Monday, April 2, 2012


A friend from high school went into labor on Saturday. After 40 weeks of growing a baby and 23 tough hours of labor, she delivered a baby boy who's heart stopped beating just minutes after delivery. The doctors were not able to revive him.

My heart broke when I heard the news last night. Though she and her husband live far away from me, I had been attentively following the progress of her pregnancy through the wonders of the internet.

How do you express the grief and devastation you feel for someone when you're so far away?

I struggled in sending her a message to convey my condolences, because, how do you tell someone whom you rarely talk to that you grieve for them? That you would wish away their pain? That though you yourself have never felt such a grievous loss, you are crying for them?

I don't know how to talk to her about it and I probably won't because by the time I might see her, it will be months from now. And then how would I bring it up?

As I think about this tragedy, I contemplate my future in medicine. I know that someday, one day, not too far in the future, I will be the doctor giving the news of a loved one's death. I don't think I will ever be able to do so without crying.

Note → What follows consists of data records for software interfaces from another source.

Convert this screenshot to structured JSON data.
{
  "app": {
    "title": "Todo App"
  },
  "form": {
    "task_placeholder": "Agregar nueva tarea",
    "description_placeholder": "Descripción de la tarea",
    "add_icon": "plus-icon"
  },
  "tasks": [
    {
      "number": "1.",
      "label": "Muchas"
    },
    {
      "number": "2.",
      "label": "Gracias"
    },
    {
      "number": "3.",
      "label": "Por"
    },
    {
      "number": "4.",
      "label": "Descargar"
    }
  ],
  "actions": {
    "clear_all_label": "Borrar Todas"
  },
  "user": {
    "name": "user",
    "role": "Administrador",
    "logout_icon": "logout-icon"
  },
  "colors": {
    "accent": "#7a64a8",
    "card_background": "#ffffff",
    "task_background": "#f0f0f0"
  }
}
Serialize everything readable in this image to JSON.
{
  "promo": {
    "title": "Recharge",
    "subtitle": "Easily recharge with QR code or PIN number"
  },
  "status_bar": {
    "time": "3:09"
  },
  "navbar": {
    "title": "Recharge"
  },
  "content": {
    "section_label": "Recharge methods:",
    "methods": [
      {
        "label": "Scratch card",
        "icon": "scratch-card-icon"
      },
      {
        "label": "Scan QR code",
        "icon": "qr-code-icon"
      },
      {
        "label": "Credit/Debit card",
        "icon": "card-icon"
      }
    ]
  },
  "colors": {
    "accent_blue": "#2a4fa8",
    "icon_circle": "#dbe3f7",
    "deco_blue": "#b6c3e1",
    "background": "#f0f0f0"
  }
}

Last month, I stood by as my attending physician broke the news to family after family. Working in an ICU, this is an incredibly common occurance. I teared up each time.

It will be worse in Pediatrics. Far worse. And when I think of it, I dread having children of my own, to spare myself the potential heartache. Because no matter what stage you lose a child in, you have lost a child and a parent should never have to bury their child.

But we can't think like this. If we thought this way with everything, would we ever truly live?

We have to take those chances in life in order to experience life.

We have to push past the doubts that plague every decision and live. We have to live.


Padded Cell Princess said...

I heard about this yesterday. Heartbreak doesn't even come close to describing what losing a child must be like. My prayers are with her family.
When you are a Paediatrician and have to give news like this, I think it would be perfectly fine to cry. I think I would find appreciation for my doctor if they did. My mom had a great friend that worked at a funeral home. She often sat and cried with her clients all the time. I know it meant a lot to her and most of all, the clients.

Emily McEntire said...

My best friend from high school had a daughter who died after 4 days because she was born with kidney failure. I cried for hours after hearing the news from her. I think that the only thing that I can find comfort in (especially after having a traumatic miscarriage) is that God knew it would be better for the baby to go to Heaven so soon. As sad as we are here and as much as we miss them and grieve for them; knowing and believing that they are in a better place is the only thing we can hope to find solace in. I would encourage you to send her a note, even a brief one. Knowing that you aren't going through things alone is a great encouragement.